YOUR OBJECTIVE | Pull out every line below that holds the word "name".

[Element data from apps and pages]
==============================
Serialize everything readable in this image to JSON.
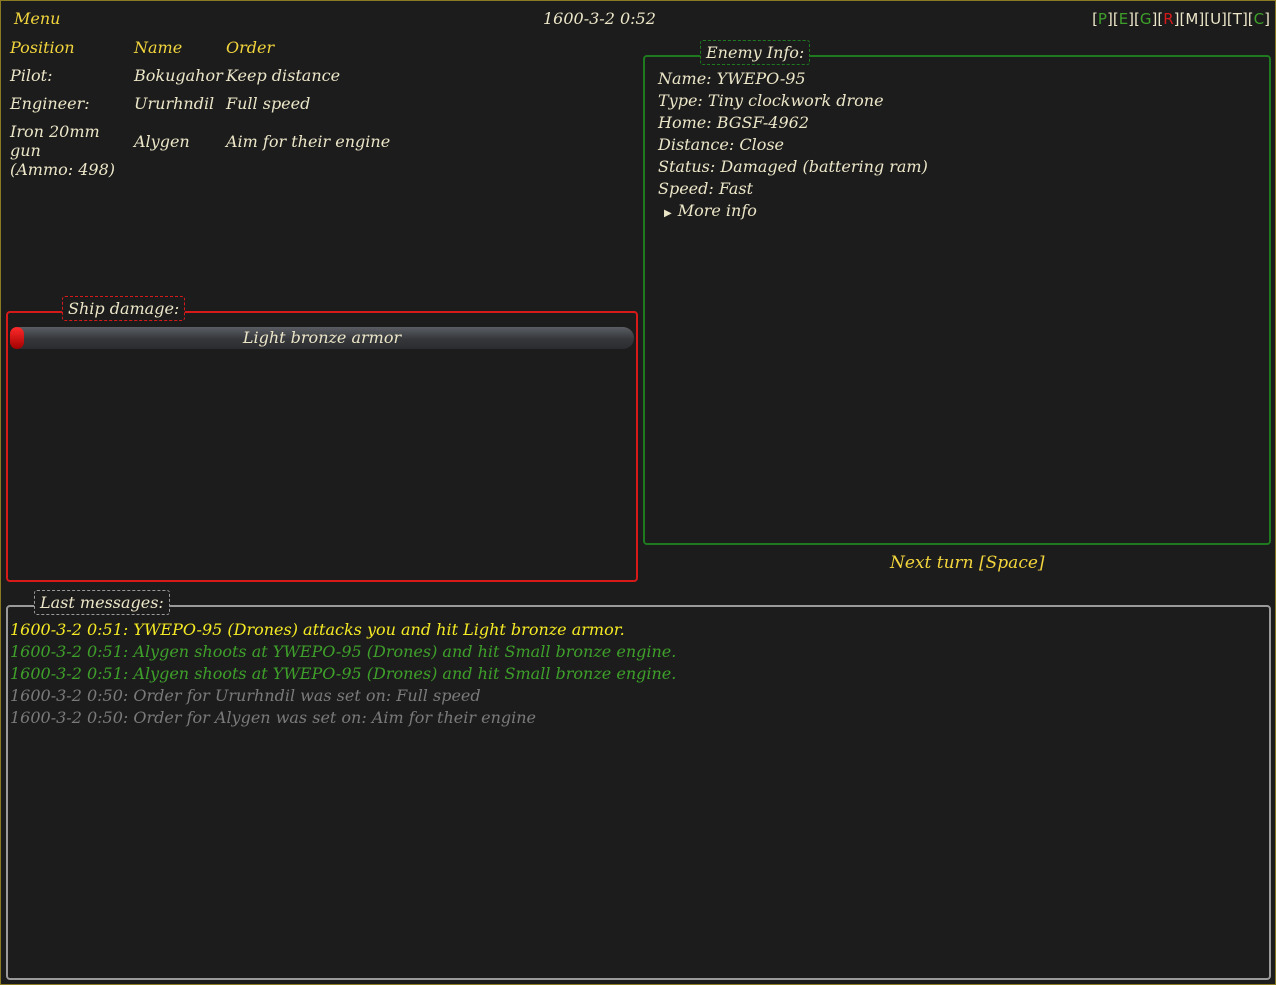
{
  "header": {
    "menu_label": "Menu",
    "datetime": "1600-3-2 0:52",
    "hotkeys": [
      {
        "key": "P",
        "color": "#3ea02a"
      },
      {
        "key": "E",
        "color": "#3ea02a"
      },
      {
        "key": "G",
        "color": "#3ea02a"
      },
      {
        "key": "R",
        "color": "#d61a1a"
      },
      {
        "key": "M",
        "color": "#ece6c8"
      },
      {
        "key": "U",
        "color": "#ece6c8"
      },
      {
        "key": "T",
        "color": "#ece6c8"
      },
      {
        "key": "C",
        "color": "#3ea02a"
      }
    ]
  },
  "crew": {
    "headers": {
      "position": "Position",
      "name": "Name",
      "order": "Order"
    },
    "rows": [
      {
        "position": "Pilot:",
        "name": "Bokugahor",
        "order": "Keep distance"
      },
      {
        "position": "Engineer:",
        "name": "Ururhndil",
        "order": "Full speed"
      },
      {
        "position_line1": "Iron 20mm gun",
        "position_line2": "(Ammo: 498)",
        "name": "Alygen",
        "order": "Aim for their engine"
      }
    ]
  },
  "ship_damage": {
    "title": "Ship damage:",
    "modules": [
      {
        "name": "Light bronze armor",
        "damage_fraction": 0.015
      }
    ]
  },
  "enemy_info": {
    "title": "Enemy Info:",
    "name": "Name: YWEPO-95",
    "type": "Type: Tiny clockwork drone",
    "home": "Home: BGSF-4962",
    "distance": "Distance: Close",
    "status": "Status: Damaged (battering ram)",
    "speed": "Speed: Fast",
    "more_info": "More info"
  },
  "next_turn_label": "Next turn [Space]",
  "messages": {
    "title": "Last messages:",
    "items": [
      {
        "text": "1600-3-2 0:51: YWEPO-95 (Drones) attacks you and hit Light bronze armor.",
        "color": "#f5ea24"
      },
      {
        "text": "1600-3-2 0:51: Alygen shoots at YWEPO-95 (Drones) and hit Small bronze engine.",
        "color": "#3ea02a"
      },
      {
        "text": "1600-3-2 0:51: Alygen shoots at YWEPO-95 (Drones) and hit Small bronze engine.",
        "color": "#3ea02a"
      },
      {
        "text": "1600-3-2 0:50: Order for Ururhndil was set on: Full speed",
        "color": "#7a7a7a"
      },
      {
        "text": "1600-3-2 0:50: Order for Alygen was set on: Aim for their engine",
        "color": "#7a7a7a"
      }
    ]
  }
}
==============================
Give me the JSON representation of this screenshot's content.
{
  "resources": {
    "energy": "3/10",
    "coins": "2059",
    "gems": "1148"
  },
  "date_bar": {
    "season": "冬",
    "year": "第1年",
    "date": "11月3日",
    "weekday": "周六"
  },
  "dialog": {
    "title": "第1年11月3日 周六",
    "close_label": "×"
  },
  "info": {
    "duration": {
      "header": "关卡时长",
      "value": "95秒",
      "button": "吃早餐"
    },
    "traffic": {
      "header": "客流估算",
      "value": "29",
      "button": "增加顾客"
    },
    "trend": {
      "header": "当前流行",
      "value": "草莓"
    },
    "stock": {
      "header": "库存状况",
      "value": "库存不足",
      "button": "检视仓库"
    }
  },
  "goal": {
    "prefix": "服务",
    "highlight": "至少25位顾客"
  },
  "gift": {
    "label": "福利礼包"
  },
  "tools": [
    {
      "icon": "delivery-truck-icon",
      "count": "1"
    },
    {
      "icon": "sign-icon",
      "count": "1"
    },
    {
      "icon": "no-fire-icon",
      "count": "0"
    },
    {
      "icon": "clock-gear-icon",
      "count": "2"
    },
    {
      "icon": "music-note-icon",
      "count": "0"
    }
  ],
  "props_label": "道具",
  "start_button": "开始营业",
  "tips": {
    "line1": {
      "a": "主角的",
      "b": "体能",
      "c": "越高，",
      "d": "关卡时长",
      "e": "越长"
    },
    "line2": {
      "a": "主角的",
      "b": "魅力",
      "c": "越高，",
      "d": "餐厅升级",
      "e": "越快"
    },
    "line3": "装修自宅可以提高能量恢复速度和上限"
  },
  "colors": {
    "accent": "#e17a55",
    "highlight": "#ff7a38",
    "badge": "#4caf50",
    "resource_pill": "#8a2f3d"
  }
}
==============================
RESPONSE BOX |
      "name": "Name",
        "name": "Bokugahor",
        "name": "Ururhndil",
        "name": "Alygen",
        "name": "Light bronze armor",
    "name": "Name: YWEPO-95",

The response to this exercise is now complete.